■ **TASK GOAL**: Going line by line through the data below, report how many lines include the word "this", with nothing added.
MATERIAL TO PROCESS section start
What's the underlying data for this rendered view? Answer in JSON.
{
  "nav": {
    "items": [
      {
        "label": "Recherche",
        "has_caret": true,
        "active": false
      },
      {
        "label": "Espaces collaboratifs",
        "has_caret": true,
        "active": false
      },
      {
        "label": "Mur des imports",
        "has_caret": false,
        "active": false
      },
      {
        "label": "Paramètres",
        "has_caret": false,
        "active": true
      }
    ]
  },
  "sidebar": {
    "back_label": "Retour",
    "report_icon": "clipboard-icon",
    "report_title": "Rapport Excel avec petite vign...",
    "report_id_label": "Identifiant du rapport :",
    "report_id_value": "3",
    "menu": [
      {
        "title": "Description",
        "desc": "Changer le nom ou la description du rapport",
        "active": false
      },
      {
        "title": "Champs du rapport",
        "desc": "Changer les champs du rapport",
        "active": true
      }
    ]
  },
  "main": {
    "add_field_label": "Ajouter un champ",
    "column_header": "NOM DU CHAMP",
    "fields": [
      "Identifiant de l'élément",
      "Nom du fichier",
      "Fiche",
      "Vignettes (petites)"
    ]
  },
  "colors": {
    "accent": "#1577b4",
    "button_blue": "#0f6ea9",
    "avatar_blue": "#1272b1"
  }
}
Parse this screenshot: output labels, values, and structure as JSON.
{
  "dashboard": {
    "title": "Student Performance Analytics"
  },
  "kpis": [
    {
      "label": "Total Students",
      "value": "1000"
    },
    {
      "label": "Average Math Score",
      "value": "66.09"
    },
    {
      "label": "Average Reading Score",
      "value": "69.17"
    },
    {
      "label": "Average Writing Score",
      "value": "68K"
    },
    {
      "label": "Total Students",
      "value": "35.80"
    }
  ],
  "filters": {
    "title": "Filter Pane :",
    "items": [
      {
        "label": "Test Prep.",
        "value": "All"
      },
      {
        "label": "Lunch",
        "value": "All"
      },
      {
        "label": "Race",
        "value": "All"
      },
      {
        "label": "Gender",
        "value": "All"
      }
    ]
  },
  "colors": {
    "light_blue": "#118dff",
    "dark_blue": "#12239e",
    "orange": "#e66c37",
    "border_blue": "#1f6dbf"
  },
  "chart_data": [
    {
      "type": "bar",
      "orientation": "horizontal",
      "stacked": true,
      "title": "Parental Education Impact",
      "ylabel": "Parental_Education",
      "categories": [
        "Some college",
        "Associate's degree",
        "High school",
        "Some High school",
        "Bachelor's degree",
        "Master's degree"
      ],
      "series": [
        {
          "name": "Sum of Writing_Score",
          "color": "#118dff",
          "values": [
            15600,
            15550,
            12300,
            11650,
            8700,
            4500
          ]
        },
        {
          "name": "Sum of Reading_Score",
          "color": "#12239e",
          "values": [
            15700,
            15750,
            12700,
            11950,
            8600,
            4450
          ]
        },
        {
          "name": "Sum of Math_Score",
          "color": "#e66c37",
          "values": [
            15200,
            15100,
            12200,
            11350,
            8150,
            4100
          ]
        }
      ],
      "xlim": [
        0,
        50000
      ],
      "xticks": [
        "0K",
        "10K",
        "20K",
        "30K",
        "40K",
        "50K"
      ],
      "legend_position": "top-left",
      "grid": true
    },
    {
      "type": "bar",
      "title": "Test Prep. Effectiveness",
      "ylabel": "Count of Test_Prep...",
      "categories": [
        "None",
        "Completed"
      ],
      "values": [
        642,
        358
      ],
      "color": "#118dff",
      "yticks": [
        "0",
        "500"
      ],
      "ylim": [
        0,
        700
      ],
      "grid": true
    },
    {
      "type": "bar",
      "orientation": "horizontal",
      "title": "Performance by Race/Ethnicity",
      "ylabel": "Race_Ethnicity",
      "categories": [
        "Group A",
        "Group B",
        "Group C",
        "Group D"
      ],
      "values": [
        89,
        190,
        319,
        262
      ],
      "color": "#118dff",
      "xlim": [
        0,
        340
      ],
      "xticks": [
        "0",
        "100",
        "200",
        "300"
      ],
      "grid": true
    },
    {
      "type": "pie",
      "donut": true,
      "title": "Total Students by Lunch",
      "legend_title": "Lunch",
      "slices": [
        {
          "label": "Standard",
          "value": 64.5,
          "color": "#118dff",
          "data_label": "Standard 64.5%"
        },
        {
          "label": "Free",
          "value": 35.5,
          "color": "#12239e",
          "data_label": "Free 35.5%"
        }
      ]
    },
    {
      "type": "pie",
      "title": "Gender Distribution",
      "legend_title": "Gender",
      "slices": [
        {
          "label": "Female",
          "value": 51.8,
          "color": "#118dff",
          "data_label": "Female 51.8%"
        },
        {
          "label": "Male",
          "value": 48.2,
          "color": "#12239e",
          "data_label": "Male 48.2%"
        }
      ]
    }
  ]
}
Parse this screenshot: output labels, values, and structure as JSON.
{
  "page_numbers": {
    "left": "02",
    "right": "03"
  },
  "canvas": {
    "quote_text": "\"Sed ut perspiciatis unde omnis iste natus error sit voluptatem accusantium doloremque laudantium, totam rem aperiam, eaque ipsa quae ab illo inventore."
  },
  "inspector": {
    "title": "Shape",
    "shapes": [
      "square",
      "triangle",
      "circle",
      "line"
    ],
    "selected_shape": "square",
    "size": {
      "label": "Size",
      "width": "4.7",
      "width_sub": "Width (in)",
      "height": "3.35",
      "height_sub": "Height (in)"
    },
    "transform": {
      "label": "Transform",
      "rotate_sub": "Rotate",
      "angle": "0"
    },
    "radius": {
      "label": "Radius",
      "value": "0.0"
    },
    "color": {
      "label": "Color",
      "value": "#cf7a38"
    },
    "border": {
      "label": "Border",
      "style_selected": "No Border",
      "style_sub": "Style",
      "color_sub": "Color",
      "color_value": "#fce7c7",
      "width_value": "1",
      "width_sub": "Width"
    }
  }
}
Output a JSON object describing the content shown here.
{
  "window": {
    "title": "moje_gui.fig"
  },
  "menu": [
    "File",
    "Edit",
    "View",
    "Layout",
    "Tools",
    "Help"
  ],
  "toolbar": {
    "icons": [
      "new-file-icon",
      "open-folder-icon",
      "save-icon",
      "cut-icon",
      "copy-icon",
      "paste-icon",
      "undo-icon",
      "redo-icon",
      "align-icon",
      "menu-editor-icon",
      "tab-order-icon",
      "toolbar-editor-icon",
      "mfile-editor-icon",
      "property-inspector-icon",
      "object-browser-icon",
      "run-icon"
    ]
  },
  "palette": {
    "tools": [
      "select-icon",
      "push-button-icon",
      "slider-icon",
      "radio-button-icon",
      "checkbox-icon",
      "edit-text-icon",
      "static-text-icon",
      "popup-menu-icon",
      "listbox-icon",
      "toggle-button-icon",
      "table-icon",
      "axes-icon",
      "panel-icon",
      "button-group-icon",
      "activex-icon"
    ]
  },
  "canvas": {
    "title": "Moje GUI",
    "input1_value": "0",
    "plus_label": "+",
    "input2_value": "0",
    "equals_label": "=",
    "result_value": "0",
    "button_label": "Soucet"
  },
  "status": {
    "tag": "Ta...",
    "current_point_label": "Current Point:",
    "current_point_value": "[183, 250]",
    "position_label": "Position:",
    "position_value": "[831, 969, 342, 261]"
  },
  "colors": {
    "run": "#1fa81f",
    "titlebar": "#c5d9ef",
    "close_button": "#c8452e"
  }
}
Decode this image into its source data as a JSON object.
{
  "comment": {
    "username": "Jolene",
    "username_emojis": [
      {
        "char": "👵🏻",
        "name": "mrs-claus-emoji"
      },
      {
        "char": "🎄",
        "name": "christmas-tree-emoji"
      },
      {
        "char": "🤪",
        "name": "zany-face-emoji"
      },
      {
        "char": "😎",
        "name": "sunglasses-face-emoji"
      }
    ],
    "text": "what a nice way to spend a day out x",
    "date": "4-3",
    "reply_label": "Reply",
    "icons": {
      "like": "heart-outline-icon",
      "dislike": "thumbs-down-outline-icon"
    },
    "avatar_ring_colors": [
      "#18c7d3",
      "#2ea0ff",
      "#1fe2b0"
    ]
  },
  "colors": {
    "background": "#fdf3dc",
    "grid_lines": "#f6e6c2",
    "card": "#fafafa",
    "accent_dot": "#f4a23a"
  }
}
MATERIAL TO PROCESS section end
■ **EXERCISE OUTPUT**: 4